That's what husbands are for! LOL! My husband is a contractor. The LVP we bought at Ollie's (a discount store) for $1.38/sq foot with built in underlayment. Its beautiful but it was a beast to install because the planks were thinner and brittle. He paid a laborer 20/hr to install. Looks great. Last floor he laid himself we bought a thicker but cheap laminate floor that was a good quality and easy to lay for 1.59/sq foot at Lowes. Thicker is easier. Also looks great. If you are going to hire it out, ask the contractor for suggestions on brands. Floors that go down easier will save you money in labor and keep you contractor happy and willing to work with you.

@Ken N.

Agree with previous posts....NONE in a perfect scenario. And NEVER in a hallway.

That said, we just finished a unit that’s bigger than we typically go for. We did LVP upstairs, but the basement would have pushed our budget. We did commercial carpet squares. Looks nice (enough), easy to install, and you can replace one square instead of all the carpet. This isn’t going to be ideal in many situations because it’s not all fluffy and soft. But we didn’t want the basement to be that cozy encourages applicants with WAY too many people trying to live in the house. Basement is now more of a family rec area and storage, so in this case, the carpet squares will work.

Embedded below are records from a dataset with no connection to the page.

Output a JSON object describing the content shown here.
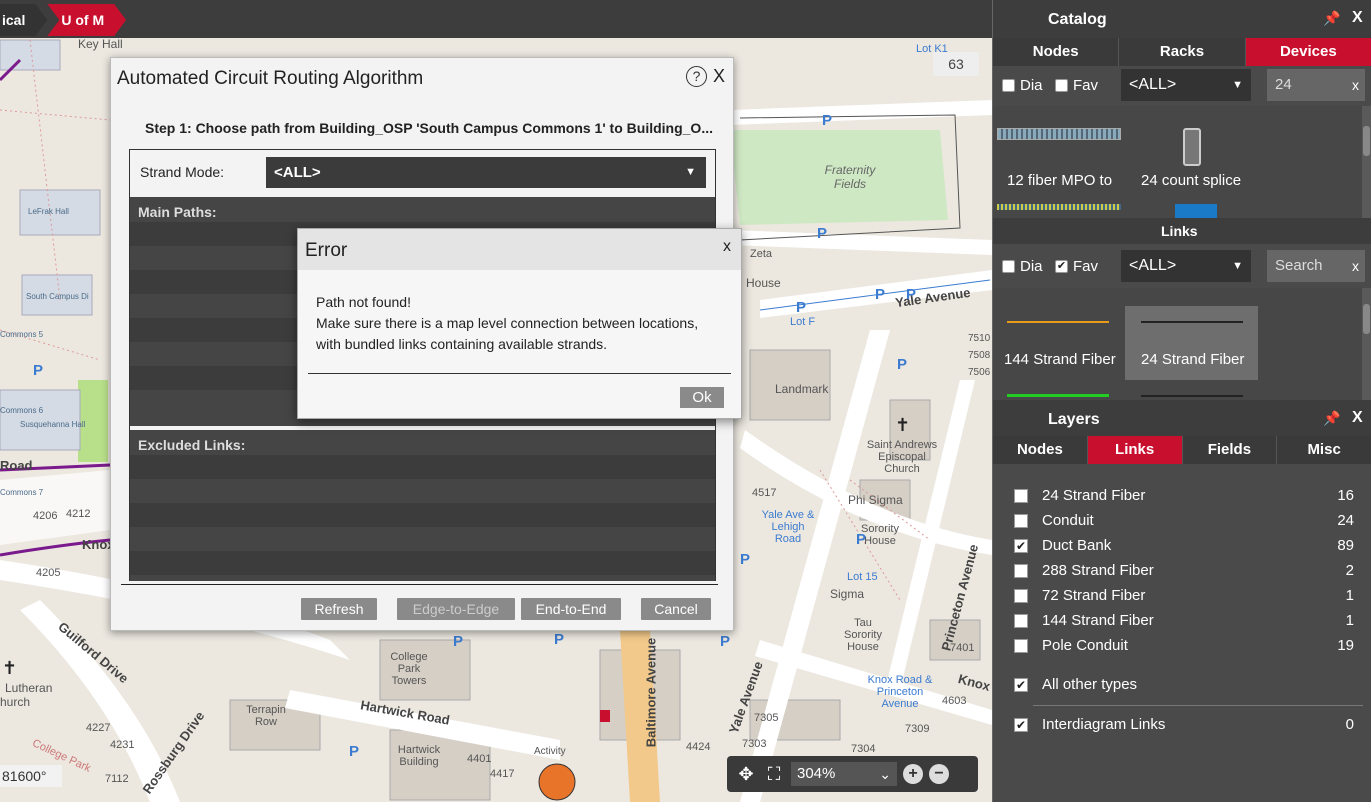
{
  "breadcrumb": [
    "ical",
    "U of M"
  ],
  "map": {
    "count_badge": "63",
    "scale_label": "81600°",
    "labels": [
      "Key Hall",
      "LeFrak Hall",
      "South Campus Di",
      "Commons 5",
      "Commons 6",
      "Susquehanna Hall",
      "Commons 7",
      "4206",
      "4212",
      "4205",
      "Fraternity Fields",
      "Zeta",
      "House",
      "Lot F",
      "Lot K1",
      "Landmark",
      "Saint Andrews Episcopal Church",
      "Phi Sigma",
      "Sorority House",
      "Yale Ave & Lehigh Road",
      "Lot 15",
      "Sigma",
      "Tau Sorority House",
      "Knox Road & Princeton Avenue",
      "College Park Towers",
      "Terrapin Row",
      "Hartwick Building",
      "Hartwick Road",
      "Activity",
      "Lutheran",
      "hurch",
      "4227",
      "4231",
      "7112",
      "4424",
      "7305",
      "7303",
      "7304",
      "7309",
      "4603",
      "7401",
      "4517",
      "4401",
      "4417",
      "Yale Avenue",
      "Guilford Drive",
      "College Park",
      "Rossburg Drive",
      "Baltimore Avenue",
      "Yale Avenue",
      "Princeton Avenue",
      "Knox",
      "Road",
      "Knox",
      "7510",
      "7508",
      "7506"
    ],
    "zoom": {
      "level": "304%"
    }
  },
  "routing_dialog": {
    "title": "Automated Circuit Routing Algorithm",
    "help": "?",
    "close": "X",
    "step": "Step 1: Choose path from Building_OSP 'South Campus Commons 1' to Building_O...",
    "strand_mode_label": "Strand Mode:",
    "strand_mode_value": "<ALL>",
    "main_paths_label": "Main Paths:",
    "excluded_links_label": "Excluded Links:",
    "buttons": {
      "refresh": "Refresh",
      "edge_to_edge": "Edge-to-Edge",
      "end_to_end": "End-to-End",
      "cancel": "Cancel"
    }
  },
  "error_dialog": {
    "title": "Error",
    "close": "x",
    "line1": "Path not found!",
    "line2": "Make sure there is a map level connection between locations,",
    "line3": "with bundled links containing available strands.",
    "ok": "Ok"
  },
  "catalog": {
    "title": "Catalog",
    "tabs": [
      "Nodes",
      "Racks",
      "Devices"
    ],
    "active_tab": "Devices",
    "dia_label": "Dia",
    "fav_label": "Fav",
    "dia_checked": false,
    "fav_checked": false,
    "type_select": "<ALL>",
    "search_value": "24",
    "items": [
      "12 fiber MPO to",
      "24 count splice"
    ]
  },
  "links": {
    "title": "Links",
    "dia_label": "Dia",
    "fav_label": "Fav",
    "dia_checked": false,
    "fav_checked": true,
    "type_select": "<ALL>",
    "search_placeholder": "Search",
    "items": [
      "144 Strand Fiber",
      "24 Strand Fiber"
    ]
  },
  "layers": {
    "title": "Layers",
    "tabs": [
      "Nodes",
      "Links",
      "Fields",
      "Misc"
    ],
    "active_tab": "Links",
    "rows": [
      {
        "name": "24 Strand Fiber",
        "count": "16",
        "checked": false
      },
      {
        "name": "Conduit",
        "count": "24",
        "checked": false
      },
      {
        "name": "Duct Bank",
        "count": "89",
        "checked": true
      },
      {
        "name": "288 Strand Fiber",
        "count": "2",
        "checked": false
      },
      {
        "name": "72 Strand Fiber",
        "count": "1",
        "checked": false
      },
      {
        "name": "144 Strand Fiber",
        "count": "1",
        "checked": false
      },
      {
        "name": "Pole Conduit",
        "count": "19",
        "checked": false
      }
    ],
    "all_other_types": {
      "name": "All other types",
      "checked": true
    },
    "interdiagram": {
      "name": "Interdiagram Links",
      "count": "0",
      "checked": true
    }
  },
  "colors": {
    "accent": "#c8102e",
    "panel_bg": "#4a4a4a",
    "header_bg": "#3d3d3d"
  }
}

LVP would be better if there was a way to repair a single piece without having to completely disassemble the floor.  Because of that, I wouldn't recommend it in a bathroom or any place where water may get underneath it.  I like it in smaller sections, not where it joins between all rooms in one big piece...having had to disassemble and reassemble a Lifeproof floor over 8 hours is not fun, when the same issue with carpet would have taken 30 minutes.

I personally like tile in the bathrooms, carpet in the bedrooms (or hardwood), and then LVP in the kitchen. Living room can be LVP or carpet or hardwood. Even if tile lasts 75 years, it's going to be out of style in 10 to 15 years anyways. If the tenant destroys the carpet, that's what the security deposit is for.

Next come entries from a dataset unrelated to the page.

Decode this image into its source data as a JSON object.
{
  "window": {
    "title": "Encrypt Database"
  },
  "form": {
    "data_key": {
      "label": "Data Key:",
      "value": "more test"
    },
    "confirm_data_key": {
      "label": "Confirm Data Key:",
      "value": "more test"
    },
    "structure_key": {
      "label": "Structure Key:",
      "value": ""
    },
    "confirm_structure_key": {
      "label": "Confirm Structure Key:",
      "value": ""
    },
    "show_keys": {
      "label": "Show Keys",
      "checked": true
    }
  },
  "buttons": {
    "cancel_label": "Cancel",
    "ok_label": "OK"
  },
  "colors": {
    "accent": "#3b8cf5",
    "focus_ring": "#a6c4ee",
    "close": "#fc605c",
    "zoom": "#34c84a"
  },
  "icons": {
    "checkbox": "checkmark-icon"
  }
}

@Ken N. I’m sure this varies from market to market. In Memphis, TN I have found that my tenants like carpet in the bedrooms.

For a long term buy and hold I'm looking for LOW maintenance options.

My typical property is a three bedroom two bath ranch. I install hard surface flooring (Vinyl plank & Tile) in all high traffic areas and wet areas.

By installing carpet in only three bedrooms, the cost is minimal to replace if necessary in the future.

*we also have an agreement in place to clean the carpet at a set rate of $125 with a local company.

Since we're here and I'm driving a keyboard instead of my phone, I think this is a good place to explain that the biggest benefit of porcelain tile, or rather what's called by the industry PEI 5 tile, isn't that it's harder and has a higher break point, it's that it's impervious, impermeable to water. This makes it a good sanitary surface,

Floor tile has been getting a lot harder and thicker in recent years to allow floor installers to take more shortcuts when installing it. It still cracks when it's installed by an idiot. You can get generations of use out of soft tile, even marble, if you install it correctly and make sure the subfloor underneath it is sufficiently rigid and minimally deflects.

The thinset method of tile installation itself is really the problem that we all face when we try to pay workmen to lay in lifetime tile floors. No one goes to the trouble necessary. It's just too much exacting, methodical work for too little pay. That's why we have tile floors cracking all over the place, not because the tiles aren't hard enough.

Originally posted by @Ken N. :

Hello BP community,

I wonder how many of you decide to put carpeting down the hall ways to the bed rooms for rental property?

I have read that ceramic tile is the most durable option, It can last up to 75 years.

Meanwhile, vinyl flooring lasts up to 25 years. And Carpet lasts around 15 years (if you take good care of it).

Me and my wife are renovating a single family ranch style home and trying to decide on flooring in the next few weeks.

We would love to hear your advice.

Thank you!


 No carpeting is the most ideal situation.